Saint Alphonsus Liguori

Saint Alphonsus Liguori

Born: 1696

Died: 1787

Feast Day: 1st August

Patron Saint: Arthritis, Confessors, Moralists

Shrine: Basilica Sanctuary of St. Alphonsus di Liguori, 1, Pagani, Salerno, Italy

Writings: Moral Theology, Glories of Mary, Visits to the Blessed Sacrament – and many more

Canonised: 1839

Saint Alphonsus was born in 1696, near Naples as the eldest (of seven) son to Joseph, a Naval Captain of the Royal Galleys and Anna Knight.  His father was keen for him to get a good education and therefore was he taught by private tutors. He was a very bright student, and his father was strict and kept a watchful eye over him, which included making him practise the harpsichord for 3 hours a day, becoming a virtuoso by the age of thirteen.  For enjoyment he was an equestrian, card player and fencer.

Starting his law studies at the young age of 13, he obtained his doctorate as a lawyer and started practising at 19. It is said he won every case until 8 years later, when he missed a small detail, at which time he gave up law. Joseph tried to arrange a marriage for his son which he resisted.  Alphonsus enjoyed opera but more the music than the acting, often removing his glasses during the performance so that he could listen rather than watch.  During Lent of 1722, he went on a retreat with the Vincentians and by Lent 1723 he decided that he would not marry and listen to the voice of God, that was saying “Leave the World and give yourself to me”.
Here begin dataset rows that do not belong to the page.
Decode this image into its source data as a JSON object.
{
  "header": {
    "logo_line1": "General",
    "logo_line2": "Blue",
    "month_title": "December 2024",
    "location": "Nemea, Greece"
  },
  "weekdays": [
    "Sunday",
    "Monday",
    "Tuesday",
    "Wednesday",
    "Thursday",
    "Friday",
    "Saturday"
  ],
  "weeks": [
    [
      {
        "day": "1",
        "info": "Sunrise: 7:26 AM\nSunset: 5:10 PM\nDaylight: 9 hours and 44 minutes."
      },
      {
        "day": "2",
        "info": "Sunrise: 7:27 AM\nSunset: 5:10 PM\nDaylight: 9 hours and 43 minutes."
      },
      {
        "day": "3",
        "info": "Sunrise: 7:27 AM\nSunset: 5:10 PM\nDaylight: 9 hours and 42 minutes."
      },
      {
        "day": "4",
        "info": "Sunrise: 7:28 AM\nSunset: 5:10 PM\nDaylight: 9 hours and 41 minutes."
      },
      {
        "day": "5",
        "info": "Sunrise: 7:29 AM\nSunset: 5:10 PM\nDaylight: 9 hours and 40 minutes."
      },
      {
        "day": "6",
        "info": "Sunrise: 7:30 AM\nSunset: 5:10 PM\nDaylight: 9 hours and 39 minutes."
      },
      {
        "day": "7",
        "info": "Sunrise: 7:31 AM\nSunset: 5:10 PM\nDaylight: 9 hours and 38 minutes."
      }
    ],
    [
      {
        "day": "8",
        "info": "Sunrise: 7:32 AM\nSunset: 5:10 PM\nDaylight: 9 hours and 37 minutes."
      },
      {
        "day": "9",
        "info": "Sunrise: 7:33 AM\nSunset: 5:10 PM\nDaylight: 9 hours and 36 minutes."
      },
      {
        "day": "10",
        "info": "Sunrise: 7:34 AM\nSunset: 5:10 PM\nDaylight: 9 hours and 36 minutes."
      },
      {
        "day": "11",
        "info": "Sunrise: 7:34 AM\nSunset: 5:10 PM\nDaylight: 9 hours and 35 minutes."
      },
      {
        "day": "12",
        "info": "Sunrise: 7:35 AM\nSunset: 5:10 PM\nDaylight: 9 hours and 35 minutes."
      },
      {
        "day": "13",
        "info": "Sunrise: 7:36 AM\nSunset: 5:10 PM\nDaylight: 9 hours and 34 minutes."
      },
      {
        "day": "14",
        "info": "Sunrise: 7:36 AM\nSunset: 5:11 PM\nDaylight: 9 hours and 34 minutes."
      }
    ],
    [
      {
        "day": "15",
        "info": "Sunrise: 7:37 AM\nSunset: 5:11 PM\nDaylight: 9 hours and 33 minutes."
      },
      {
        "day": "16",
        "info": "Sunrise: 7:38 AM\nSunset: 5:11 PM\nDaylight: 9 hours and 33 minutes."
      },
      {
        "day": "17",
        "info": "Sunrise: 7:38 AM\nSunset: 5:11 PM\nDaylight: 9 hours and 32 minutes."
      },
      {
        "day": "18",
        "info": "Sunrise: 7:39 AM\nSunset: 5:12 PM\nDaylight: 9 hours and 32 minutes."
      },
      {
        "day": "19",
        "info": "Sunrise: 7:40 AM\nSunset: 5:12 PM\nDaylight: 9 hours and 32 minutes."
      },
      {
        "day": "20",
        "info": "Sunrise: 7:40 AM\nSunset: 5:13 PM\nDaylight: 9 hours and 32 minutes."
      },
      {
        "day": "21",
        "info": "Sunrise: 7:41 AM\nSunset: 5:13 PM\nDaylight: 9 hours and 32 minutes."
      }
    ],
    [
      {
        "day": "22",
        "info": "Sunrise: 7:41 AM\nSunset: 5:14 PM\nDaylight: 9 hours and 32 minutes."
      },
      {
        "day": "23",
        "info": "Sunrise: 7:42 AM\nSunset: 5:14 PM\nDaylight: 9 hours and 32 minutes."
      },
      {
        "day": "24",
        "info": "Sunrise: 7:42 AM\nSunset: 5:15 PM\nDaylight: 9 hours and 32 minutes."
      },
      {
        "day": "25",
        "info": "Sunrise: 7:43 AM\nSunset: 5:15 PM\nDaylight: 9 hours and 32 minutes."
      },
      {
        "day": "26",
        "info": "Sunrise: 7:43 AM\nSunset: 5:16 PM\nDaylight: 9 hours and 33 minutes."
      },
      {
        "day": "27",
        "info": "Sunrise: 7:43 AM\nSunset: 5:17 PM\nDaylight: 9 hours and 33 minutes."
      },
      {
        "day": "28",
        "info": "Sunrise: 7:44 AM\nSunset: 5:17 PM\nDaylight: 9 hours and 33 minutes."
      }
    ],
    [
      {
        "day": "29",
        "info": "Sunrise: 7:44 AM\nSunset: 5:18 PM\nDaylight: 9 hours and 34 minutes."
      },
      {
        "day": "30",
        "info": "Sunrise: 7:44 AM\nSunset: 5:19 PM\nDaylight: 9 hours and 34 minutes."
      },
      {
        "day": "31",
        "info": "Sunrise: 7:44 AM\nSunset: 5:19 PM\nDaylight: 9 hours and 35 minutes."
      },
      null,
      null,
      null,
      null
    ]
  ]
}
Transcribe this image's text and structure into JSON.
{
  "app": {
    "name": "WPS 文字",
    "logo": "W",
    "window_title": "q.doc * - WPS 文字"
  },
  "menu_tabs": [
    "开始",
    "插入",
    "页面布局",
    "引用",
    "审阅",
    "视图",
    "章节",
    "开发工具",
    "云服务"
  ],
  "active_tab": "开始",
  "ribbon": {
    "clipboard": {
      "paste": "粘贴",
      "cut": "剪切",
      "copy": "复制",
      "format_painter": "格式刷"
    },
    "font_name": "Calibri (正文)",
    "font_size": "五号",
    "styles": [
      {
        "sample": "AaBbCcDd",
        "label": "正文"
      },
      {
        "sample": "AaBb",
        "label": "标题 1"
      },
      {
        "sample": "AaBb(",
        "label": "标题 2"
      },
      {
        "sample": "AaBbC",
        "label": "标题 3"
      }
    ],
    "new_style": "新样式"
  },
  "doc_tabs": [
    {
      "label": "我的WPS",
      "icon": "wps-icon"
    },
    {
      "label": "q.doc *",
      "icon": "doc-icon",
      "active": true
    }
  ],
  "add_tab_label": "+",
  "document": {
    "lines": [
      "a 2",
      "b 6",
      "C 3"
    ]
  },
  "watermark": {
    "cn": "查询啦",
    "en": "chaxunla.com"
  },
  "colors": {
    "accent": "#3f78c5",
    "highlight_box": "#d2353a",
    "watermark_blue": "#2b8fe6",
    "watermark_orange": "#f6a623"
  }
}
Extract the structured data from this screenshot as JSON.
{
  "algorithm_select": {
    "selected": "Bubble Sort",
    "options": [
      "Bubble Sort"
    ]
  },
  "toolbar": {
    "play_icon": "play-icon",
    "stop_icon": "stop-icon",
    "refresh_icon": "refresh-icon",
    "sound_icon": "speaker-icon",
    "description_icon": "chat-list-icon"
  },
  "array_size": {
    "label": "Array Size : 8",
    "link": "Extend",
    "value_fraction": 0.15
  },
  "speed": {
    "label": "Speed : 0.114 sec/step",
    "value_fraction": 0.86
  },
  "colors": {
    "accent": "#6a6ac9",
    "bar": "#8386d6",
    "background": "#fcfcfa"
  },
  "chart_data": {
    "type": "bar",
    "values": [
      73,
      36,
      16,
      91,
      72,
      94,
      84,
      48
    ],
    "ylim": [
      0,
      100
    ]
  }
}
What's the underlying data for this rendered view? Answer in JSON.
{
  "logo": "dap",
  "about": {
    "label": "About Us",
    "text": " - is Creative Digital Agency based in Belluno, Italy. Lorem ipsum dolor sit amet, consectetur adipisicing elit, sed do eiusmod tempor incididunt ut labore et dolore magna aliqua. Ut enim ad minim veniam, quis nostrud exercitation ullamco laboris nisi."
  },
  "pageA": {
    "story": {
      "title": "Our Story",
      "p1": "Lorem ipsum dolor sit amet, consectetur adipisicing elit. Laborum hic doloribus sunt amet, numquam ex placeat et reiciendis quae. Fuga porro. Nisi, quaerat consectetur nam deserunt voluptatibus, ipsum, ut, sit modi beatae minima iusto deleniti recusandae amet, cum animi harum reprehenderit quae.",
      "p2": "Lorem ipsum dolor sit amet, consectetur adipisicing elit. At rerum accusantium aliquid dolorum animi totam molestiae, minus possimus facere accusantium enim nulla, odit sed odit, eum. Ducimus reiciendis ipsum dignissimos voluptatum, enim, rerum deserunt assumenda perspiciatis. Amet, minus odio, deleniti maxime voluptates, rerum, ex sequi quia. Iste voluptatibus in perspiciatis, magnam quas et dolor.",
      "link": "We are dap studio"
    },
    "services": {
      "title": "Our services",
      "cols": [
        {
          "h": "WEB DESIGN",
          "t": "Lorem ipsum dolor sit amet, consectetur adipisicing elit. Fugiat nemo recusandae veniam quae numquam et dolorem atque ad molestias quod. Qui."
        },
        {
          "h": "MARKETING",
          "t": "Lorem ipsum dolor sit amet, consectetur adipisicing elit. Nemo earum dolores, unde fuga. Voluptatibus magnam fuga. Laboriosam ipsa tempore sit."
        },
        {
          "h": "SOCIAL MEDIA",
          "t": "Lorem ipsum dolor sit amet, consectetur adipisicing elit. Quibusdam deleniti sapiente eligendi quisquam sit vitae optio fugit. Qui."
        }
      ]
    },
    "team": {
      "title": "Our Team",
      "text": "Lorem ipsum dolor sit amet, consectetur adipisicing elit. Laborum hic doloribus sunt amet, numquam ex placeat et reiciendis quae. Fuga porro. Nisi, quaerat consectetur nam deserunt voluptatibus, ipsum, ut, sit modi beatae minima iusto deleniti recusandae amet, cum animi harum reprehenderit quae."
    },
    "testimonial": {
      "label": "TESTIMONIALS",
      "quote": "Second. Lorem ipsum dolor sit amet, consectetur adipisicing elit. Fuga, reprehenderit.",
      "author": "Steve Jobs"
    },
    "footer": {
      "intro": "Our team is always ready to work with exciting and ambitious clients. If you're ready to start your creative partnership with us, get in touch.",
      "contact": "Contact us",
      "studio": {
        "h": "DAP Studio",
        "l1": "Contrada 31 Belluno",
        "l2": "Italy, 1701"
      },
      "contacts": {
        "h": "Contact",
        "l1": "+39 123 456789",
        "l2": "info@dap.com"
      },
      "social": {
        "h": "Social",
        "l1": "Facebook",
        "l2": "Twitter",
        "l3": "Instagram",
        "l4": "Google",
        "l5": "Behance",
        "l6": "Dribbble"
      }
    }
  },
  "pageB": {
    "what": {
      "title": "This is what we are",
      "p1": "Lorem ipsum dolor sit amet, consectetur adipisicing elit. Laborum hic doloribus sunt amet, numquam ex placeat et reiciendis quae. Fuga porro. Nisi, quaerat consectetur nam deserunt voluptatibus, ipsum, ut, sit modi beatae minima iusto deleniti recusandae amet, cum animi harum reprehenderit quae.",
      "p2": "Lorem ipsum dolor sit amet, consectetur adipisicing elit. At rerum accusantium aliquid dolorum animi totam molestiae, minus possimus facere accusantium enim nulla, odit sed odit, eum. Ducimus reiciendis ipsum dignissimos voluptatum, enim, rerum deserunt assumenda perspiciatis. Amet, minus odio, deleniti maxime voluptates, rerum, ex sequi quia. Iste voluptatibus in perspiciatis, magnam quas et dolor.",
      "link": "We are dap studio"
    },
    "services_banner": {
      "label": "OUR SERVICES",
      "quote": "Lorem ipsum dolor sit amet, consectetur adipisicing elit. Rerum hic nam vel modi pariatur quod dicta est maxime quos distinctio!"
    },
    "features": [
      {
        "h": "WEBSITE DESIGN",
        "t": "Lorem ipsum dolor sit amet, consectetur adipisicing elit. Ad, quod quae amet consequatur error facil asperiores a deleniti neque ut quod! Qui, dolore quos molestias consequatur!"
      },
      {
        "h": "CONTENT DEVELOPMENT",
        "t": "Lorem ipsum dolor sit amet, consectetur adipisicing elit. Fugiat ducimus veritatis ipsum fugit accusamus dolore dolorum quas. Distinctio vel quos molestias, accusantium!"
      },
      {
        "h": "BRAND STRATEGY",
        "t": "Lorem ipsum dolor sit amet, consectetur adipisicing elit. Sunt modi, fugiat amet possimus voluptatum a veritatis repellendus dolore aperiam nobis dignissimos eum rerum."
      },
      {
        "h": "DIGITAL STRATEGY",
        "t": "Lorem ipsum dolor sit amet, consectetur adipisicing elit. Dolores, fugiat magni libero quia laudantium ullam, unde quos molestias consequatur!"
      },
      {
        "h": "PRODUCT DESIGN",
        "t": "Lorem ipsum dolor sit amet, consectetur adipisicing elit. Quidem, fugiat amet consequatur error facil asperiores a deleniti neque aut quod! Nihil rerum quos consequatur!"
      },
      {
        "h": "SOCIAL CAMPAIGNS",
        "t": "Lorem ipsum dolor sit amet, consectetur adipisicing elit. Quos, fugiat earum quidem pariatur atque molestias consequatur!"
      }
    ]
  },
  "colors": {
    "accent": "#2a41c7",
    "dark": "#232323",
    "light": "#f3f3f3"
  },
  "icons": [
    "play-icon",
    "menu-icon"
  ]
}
At the church of Our Lady of Mercy, he asked to become part of the Oratory priests, even though his father tried to persuade him otherwise.  He began to study theology and was ordained around the age of 30.  He soon became a sought-after preacher and confessor, with his simple style that was easy for the rich and poor to understand.

He was the Founder of the Redemptorists Order in 1732 in Scala, a preaching order, this was not without its trials.  His book Moral Theology was published in 1748.  At 66 he was made bishop and immediately instituted reform of his diocese. He retired in 1775. At 71 Alphonsus suffered with severe rheumatic pains which left an incurable bend in his neck, so bad that, at one point his chin caused a raw wound on his chest. He suffered a final 18 months of fears, temptations and dark nights interspersed with ecstasies and died in 1787.